GoogleTranslate Service


The Future of Learning Environments

April 23rd, 2010 by Graham Attwell

A short conclusion to this weeks mini series of posts on the Future of Learning Environments.

In this series we have argued that the present ‘industrial’ schooling system is fast becoming dysfunctional, neither providing the skills and competences required in our economies nor corresponding to the ways in which we are using the procedural and social aspects of technology for learning and developing and sharing knowledge.We have gone on to propose that the development and use of Personal Learning Networks and Personal Learning Environments can support and mediate individual and group based learning in multiple contexts and promote learner autonomy and control. The role of teachers in such an environment would be to support, model and scaffold learning.

Such an approach will allow the development and exploration of Personal Learning Pathways, based on the interests and needs of the learners and participation in culturally rich collaborative forms of knowledge construction. Such approaches to learning recognise the role of informal learning and the role of context. Schools can only form one part of such collaborative and networked knowledge constellation. Indeed the focus moves from schools as institutional embodiments of learning to focus on the process and forms of learning. Hence institutions must rethink and recast their role as part of community and distributed networks supporting learning and collaborative knowledge development. Indeed, the major impact of the uses of new technologies and social networking for learning is to move learning out of the institutions and into wider society. For schools to continue to play a role in that learning, they too have to reposition themselves within wider social networks and communities. This is a two way process, not only schools reaching outwards, but also opening up to the community, distributed or otherwise, to join in collaborative learning processes.The future development of technology looks likely to increase pressures for such change. Social networks and social networking practice is continuing to grow and is increasingly integrated in different areas of society and economy. At the same time new interfaces to computers and networks are likely to render the keyboard obsolescent, allowing the integration of computers and learning in everyday life and activity. Personal Learning Pathways will guide and mediate progression through this expanded learning environment.

Comments are closed.

  • Search Pontydysgu.org

    News Bites

    Skills Gaps

    A new report by the Learning and Work Institute for the Local Government Association (LGA) finds that by 2030 there could be a deficit of 2.5 million highly-skilled workers. The report, Local Skills Deficits and Spare Capacity, models potential skills gaps in eight English localities, and forecasts an oversupply of low- and intermediate -skilled workers by 2030. The LGA is calling on the government to devolve the various national skills, retraining and employment schemes to local areas. (via WONKHE)


    Innovation is male dominated?

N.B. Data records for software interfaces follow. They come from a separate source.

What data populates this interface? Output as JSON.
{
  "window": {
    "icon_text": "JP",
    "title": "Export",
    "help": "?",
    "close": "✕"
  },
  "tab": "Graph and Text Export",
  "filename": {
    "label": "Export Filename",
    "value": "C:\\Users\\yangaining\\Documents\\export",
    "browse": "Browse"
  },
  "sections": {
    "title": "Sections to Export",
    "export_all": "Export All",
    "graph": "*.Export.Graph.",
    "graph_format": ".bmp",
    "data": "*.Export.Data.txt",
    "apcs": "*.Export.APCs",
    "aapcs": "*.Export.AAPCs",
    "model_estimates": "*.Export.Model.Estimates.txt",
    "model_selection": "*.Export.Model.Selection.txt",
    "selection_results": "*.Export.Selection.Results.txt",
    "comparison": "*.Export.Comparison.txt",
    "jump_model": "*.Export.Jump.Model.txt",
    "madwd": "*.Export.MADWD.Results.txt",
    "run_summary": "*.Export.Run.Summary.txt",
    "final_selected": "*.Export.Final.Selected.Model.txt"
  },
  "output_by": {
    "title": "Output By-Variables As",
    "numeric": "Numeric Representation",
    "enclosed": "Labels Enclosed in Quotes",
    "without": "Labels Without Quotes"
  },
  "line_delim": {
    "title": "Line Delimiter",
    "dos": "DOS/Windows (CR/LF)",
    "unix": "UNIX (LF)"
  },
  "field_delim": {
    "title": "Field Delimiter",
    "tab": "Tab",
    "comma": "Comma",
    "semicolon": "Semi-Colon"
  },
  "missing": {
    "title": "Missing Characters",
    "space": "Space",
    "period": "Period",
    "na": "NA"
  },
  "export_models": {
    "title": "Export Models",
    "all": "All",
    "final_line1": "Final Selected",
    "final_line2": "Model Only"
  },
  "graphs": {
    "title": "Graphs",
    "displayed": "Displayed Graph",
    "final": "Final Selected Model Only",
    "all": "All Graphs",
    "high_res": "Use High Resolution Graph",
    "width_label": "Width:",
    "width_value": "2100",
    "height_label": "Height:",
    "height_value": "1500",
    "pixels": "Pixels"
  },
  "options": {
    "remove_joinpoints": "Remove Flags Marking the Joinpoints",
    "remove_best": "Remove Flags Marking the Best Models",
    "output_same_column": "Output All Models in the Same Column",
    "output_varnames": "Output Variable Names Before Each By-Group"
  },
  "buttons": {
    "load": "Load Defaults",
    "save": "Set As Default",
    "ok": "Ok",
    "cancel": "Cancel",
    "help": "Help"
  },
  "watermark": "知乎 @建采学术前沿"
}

    Times Higher Education reports that in the UK only one in 10 university spin-out companies has a female founder, analysis suggests. And these companies are much less likely to attract investment too, raising concerns that innovation is becoming too male-dominated.


    Open Educational Resources

    BYU researcher John Hilton has published a new study on OER, student efficacy, and user perceptions – a synthesis of research published between 2015 and 2018. Looking at sixteen efficacy and twenty perception studies involving over 120,000 students or faculty, the study’s results suggest that students achieve the same or better learning outcomes when using OER while saving a significant amount of money, and that the majority of faculty and students who’ve used OER had a positive experience and would do so again.


    Digital Literacy

    A National Survey fin Wales in 2017-18 showed that 15% of adults (aged 16 and over) in Wales do not regularly use the internet. However, this figure is much higher (26%) amongst people with a limiting long-standing illness, disability or infirmity.

    A new Welsh Government programme has been launched which will work with organisations across Wales, in order to help people increase their confidence using digital technology, with the aim of helping them improve and manage their health and well-being.

    Digital Communities Wales: Digital Confidence, Health and Well-being, follows on from the initial Digital Communities Wales (DCW) programme which enabled 62,500 people to reap the benefits of going online in the last two years.

    See here for more information


    Other Pontydysgu Spaces

    • Pontydysgu on the Web

      pbwiki
      Our Wikispace for teaching and learning
      Sounds of the Bazaar Radio LIVE
      Join our Sounds of the Bazaar Facebook goup. Just click on the logo above.

      We will be at Online Educa Berlin 2015. See the info above. The stream URL to play in your application is Stream URL or go to our new stream webpage here SoB Stream Page.

  • Twitter

  • Sounds of the Bazaar AudioBoo

  • Recent Posts

  • Archives

  • Meta

  • Upcoming Events